**What to do**: Show every line of the data that contains the string "Origem".

**Provided records**:
--- START ---
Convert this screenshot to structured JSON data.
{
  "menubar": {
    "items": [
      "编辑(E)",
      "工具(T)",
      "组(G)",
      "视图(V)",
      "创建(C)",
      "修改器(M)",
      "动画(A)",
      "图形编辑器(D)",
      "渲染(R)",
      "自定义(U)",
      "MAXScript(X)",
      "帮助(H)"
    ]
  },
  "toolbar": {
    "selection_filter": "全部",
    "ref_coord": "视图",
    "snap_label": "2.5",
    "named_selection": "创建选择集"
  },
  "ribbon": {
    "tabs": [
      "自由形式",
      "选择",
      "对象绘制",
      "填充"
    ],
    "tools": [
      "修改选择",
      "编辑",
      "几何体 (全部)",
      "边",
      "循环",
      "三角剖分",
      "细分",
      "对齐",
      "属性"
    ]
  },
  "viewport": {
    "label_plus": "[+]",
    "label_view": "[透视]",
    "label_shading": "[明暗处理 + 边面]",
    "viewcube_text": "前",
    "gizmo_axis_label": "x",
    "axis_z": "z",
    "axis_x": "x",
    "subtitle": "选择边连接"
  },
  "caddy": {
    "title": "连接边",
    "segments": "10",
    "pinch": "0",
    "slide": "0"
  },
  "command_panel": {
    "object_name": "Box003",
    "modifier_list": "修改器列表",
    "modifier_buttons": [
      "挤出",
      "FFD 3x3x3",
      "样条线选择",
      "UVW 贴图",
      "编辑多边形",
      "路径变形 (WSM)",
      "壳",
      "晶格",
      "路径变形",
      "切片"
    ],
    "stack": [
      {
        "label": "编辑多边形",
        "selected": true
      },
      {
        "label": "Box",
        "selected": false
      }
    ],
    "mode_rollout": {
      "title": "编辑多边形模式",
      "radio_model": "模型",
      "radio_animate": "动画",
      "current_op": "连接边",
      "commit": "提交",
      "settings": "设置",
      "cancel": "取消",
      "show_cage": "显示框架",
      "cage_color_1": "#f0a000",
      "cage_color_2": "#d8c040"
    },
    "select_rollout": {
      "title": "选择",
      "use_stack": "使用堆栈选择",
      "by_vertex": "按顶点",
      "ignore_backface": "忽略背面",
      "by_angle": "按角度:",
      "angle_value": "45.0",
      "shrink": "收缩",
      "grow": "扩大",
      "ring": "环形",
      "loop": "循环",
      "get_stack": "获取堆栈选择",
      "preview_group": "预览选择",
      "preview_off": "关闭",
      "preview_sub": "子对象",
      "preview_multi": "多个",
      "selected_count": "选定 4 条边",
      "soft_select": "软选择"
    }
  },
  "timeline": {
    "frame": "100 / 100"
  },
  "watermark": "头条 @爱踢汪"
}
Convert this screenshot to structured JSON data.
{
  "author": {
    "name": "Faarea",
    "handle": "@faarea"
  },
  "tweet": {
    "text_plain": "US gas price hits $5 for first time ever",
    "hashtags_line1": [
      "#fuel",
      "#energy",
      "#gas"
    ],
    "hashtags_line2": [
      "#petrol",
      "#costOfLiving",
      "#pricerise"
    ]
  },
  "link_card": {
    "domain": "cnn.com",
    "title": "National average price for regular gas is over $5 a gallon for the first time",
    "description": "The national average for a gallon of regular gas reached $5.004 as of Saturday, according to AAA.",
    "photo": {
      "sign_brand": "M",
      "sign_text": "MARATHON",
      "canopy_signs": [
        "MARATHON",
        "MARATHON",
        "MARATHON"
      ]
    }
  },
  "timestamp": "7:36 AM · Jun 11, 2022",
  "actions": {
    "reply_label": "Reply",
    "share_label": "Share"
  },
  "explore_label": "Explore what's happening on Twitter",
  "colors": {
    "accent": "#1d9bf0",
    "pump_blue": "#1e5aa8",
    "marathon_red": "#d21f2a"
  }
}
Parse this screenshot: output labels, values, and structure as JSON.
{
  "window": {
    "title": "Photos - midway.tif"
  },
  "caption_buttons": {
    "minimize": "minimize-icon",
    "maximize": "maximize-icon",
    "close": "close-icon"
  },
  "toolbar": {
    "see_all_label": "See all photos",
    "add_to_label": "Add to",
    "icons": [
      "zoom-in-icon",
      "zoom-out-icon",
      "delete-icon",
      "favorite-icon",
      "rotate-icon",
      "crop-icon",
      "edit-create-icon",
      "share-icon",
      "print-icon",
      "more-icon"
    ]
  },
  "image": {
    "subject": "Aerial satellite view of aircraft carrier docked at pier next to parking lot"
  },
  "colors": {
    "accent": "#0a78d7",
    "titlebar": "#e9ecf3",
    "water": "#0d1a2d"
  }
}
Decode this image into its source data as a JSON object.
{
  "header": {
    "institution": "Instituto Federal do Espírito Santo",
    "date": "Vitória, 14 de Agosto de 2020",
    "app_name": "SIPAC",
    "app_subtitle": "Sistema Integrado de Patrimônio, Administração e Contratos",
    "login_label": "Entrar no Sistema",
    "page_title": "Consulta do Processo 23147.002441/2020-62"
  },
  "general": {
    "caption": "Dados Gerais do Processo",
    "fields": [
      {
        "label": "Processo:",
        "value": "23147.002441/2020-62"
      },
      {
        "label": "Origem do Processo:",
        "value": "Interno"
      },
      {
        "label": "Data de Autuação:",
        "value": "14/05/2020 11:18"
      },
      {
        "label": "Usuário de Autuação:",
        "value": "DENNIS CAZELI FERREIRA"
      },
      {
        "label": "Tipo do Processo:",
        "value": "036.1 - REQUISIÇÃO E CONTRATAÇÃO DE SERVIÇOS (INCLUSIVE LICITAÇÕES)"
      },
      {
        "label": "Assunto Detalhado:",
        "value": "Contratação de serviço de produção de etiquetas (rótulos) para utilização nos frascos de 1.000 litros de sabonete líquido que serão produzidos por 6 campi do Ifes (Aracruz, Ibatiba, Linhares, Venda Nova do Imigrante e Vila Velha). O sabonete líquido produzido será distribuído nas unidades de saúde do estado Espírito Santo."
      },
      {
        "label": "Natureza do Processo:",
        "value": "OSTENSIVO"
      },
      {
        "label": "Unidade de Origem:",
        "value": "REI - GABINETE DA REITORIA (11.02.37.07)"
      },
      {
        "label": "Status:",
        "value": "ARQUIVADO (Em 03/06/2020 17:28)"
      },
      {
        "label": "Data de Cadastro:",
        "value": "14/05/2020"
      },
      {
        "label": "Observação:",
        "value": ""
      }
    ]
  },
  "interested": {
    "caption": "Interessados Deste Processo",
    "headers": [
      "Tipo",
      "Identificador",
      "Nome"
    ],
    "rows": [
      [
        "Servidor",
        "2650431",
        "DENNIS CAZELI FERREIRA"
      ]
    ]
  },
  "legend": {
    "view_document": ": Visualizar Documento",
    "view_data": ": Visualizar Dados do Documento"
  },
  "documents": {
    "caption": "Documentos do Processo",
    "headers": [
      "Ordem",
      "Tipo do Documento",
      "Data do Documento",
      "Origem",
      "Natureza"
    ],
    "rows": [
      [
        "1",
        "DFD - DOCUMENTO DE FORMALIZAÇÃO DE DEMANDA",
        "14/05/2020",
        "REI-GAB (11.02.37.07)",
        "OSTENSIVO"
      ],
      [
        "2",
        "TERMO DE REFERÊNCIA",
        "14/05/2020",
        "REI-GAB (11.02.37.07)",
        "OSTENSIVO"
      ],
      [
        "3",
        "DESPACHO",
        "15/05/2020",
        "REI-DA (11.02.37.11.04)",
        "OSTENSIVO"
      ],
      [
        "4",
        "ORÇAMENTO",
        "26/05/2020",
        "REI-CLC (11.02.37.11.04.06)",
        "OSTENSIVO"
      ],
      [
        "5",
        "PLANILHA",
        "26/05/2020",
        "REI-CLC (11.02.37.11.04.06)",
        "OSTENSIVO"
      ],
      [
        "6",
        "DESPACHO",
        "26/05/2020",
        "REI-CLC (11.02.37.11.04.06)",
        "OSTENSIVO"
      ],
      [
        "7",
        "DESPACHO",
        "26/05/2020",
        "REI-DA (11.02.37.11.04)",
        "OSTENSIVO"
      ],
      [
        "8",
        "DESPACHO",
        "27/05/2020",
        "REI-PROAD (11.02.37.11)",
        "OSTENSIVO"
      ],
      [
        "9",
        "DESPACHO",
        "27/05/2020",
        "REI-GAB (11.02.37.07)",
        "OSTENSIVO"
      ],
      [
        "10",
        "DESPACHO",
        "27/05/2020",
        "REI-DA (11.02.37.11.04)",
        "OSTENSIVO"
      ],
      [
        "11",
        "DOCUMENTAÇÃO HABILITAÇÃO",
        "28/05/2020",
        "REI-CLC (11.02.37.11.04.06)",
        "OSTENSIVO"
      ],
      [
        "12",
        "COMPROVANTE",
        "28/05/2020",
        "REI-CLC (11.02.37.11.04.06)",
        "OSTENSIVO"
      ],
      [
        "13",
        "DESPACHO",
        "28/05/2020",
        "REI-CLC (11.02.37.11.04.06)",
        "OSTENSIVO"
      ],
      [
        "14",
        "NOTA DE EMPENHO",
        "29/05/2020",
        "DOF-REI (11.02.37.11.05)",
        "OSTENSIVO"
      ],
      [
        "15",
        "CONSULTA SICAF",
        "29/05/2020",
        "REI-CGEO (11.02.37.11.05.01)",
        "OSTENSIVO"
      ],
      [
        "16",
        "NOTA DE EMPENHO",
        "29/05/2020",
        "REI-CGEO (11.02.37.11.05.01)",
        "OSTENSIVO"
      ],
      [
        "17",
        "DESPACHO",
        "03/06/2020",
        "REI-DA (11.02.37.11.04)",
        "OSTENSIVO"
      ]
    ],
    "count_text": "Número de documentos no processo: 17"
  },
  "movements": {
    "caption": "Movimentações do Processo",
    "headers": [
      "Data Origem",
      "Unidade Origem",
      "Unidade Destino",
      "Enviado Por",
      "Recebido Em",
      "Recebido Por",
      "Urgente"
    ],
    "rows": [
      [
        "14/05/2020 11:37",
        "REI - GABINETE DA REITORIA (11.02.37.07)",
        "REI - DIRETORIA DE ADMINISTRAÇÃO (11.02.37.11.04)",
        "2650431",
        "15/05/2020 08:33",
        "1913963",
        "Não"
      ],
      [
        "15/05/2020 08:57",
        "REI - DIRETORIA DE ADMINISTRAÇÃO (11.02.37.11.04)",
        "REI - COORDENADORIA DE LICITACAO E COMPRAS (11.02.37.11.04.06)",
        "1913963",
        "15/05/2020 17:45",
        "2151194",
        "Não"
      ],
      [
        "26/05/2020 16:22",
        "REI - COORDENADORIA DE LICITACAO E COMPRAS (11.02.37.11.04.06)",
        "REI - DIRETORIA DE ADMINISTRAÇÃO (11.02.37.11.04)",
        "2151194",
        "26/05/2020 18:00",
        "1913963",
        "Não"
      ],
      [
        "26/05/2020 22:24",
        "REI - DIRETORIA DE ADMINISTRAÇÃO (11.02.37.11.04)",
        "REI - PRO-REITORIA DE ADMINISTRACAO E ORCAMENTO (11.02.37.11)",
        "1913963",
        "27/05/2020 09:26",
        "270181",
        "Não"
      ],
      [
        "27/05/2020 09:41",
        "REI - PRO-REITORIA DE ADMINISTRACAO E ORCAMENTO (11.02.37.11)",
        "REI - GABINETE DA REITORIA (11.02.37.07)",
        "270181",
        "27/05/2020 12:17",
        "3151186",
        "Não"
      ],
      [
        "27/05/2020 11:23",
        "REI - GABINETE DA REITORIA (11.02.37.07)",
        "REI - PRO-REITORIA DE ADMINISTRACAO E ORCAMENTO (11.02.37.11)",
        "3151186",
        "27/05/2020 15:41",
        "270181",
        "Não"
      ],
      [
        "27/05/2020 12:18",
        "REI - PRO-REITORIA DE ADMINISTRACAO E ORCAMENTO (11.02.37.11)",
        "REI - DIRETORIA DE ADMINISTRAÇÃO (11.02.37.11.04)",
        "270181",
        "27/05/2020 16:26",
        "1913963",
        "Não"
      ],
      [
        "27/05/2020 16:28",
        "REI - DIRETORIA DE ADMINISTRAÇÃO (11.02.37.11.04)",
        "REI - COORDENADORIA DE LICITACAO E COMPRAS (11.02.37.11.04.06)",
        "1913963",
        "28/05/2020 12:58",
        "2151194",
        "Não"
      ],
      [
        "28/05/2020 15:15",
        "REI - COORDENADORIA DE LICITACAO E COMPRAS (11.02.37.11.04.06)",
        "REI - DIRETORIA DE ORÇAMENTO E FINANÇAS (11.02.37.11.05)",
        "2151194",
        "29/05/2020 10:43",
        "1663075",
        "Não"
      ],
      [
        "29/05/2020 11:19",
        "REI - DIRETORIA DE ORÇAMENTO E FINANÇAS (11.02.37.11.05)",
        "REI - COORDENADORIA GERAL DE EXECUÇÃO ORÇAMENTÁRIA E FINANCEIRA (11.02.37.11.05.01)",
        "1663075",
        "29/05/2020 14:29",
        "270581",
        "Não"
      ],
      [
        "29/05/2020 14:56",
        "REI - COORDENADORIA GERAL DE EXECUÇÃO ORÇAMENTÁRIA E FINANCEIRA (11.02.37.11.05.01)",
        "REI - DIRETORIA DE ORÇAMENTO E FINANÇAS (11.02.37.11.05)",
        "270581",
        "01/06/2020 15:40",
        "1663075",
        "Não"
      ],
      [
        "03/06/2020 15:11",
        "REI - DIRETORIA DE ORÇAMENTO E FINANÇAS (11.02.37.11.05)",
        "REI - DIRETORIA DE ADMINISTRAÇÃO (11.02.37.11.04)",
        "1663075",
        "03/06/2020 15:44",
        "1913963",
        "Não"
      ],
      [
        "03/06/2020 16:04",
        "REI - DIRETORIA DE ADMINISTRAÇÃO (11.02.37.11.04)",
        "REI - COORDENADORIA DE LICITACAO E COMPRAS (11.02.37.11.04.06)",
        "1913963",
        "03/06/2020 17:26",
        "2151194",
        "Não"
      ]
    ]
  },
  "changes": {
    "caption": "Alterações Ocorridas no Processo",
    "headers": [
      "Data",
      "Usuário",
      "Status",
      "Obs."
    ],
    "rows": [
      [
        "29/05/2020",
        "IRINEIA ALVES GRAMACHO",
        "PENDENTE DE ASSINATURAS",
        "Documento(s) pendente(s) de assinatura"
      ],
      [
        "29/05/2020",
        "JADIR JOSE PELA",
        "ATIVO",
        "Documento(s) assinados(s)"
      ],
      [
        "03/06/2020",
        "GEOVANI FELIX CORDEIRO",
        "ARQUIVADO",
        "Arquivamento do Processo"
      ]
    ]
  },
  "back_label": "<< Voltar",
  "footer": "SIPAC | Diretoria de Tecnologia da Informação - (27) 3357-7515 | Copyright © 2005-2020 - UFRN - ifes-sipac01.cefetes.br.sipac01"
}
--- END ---
**Problem solution**:
        "label": "Origem do Processo:",
        "label": "Unidade de Origem:",
      "Origem",
      "Data Origem",
      "Unidade Origem",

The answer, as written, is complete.